Alleged Fraudsters “Agreed” to Fines: No Jail Time
By Stephen J. Gray

“We participated in things that were clearly wrong and we have reason to regret and we apologize for them,…” Lloyd Blankfein, Chairman and Chief Executive Officer of Goldman Sachs, quoted in Bloomberg News, November 18, 2009. [1]

Despite the alleged massive frauds perpetrated by financial scam artists in the sub-prime mortgage scandals none of the really big fish have gone to jail. The smell of corruption permeates the system, and yet the system appears to have accepted that some people are too big to fail or jail. An article in Bloomberg news of June 1, 2011, stated,
“ Goldman Sachs Group (GS) won’t face criminal prosecution related to sales of mortgage-linked securities because such a move could threaten the U.S. financial system, according to Brad Hintz, an analyst at Sanford C. Bernstein & Co.” [2]

Well excuse me, does this mean that the justice system hands down no jail time for the powerful but gives jail time to the powerless? The article went on to say: “In July, Goldman Sachs agreed to pay $550 million to settle a civil fraud suit by the U.S. Securities and Exchange Commission that alleged the firm misled clients about a mortgage-linked investment.”

Goldman Sachs is not the only financial firm that has plenty of money to pay a fine but does not do any hard time. Here is an excerpt from the San Francisco Chronicle of July 8, 2011:

“JPMorgan Chase & Co. has agreed to pay $228 million to settle federal charges that the bank conspired to rig the bidding on investment contracts sold to state and local governments to boost its profits at taxpayer expense.” [3] The article went on to say:

“The Justice Department and the SEC have been investigating for more than four years the ways that banks and financial advisers fixed the bidding on investments sold to municipalities. Prosecutors say the conspiracy cost taxpayers by allowing banks to pay governments below-market rates. JPMorgan's penalties are the largest yet to result from the investigation, which also led to settlements with UBS AG and Bank of America Corp.”

Well, isn’t it nice that these “respectable” bankers “agreed” to pay a fine? Did they also “agree” that jail time was not necessary in their cases? After all, if they were innocent of these charges, why would they have “agreed” to pay fines? But, they “agreed” to pay. What does that say about guilt?

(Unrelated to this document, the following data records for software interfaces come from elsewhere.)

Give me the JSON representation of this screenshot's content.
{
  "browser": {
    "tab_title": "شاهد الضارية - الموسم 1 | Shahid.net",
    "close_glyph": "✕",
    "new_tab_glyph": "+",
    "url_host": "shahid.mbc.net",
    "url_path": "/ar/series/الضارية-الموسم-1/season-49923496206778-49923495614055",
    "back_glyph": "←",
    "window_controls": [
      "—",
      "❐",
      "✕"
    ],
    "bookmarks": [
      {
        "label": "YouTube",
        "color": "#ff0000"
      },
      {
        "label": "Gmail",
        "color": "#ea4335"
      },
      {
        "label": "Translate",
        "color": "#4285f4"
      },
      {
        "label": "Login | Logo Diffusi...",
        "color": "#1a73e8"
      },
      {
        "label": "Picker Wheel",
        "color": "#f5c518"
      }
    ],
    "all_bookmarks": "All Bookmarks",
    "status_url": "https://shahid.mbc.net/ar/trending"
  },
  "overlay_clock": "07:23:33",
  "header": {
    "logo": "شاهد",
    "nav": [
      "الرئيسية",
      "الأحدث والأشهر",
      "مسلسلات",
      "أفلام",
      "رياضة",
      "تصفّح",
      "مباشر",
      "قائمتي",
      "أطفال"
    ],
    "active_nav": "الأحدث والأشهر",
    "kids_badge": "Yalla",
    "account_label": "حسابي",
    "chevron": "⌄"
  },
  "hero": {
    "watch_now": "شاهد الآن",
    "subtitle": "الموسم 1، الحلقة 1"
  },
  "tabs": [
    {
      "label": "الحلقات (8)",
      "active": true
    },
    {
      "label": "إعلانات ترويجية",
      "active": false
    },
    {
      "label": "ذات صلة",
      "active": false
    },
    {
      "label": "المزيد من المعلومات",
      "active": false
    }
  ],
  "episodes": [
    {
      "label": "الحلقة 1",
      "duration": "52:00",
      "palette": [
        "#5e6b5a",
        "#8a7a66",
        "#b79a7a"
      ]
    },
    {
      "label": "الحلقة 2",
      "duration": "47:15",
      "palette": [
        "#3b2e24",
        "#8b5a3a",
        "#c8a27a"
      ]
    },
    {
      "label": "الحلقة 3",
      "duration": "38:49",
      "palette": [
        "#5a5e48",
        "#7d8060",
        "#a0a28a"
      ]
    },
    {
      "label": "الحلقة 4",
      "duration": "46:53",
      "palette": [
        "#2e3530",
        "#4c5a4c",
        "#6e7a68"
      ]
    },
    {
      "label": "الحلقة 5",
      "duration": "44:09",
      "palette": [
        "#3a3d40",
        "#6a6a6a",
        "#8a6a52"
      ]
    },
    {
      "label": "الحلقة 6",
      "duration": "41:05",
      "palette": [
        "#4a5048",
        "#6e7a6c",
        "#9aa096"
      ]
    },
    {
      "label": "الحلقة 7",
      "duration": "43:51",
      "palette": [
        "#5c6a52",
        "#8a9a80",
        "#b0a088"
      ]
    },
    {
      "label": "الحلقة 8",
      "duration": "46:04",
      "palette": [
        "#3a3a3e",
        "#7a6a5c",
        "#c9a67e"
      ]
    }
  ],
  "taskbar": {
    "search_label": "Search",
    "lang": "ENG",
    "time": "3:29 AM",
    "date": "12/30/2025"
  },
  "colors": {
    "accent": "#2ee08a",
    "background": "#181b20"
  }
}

I believe something is rotten in the halls of justice when the powerful can waltz away free after allegedly committing fraud. Many of these bankers and financiers were bailed out by taxpayers’ dollars. Many of them have subsidiaries in offshore tax havens, and some of these powerful bankers have been known to advise governments on monetary policy. Meanwhile, there are over 40 million Americans on food stamps and an article of January 19, 2011, at, headlined: “The More Americans that Go On Food Stamps The More Money JP Morgan Makes,” is well worth reading. [4]

A woman in Michigan has been threatened with jail time for planting a vegetable garden in her front yard. [5] Perhaps, she would be treated differently if she was a banker? Many people have lost their jobs and homes, their pension funds are in the dumpster and their taxes helped bail out the perpetrators of their predicaments. Yet, the predicaments of the perpetrators are washed clean by them agreeing to pay fines! Are these perpetrators getting special treatment? No jail time has been handed down, yet unimportant people have gone to jail for much less. If there was any justice in the system surely some of these pin striped suited bankers should be doing hard time? Instead some of these bankers and financiers are flying around free as vulture birds and feeding off the misery and despair they created.

Stephen J. Gray
July 17, 2011.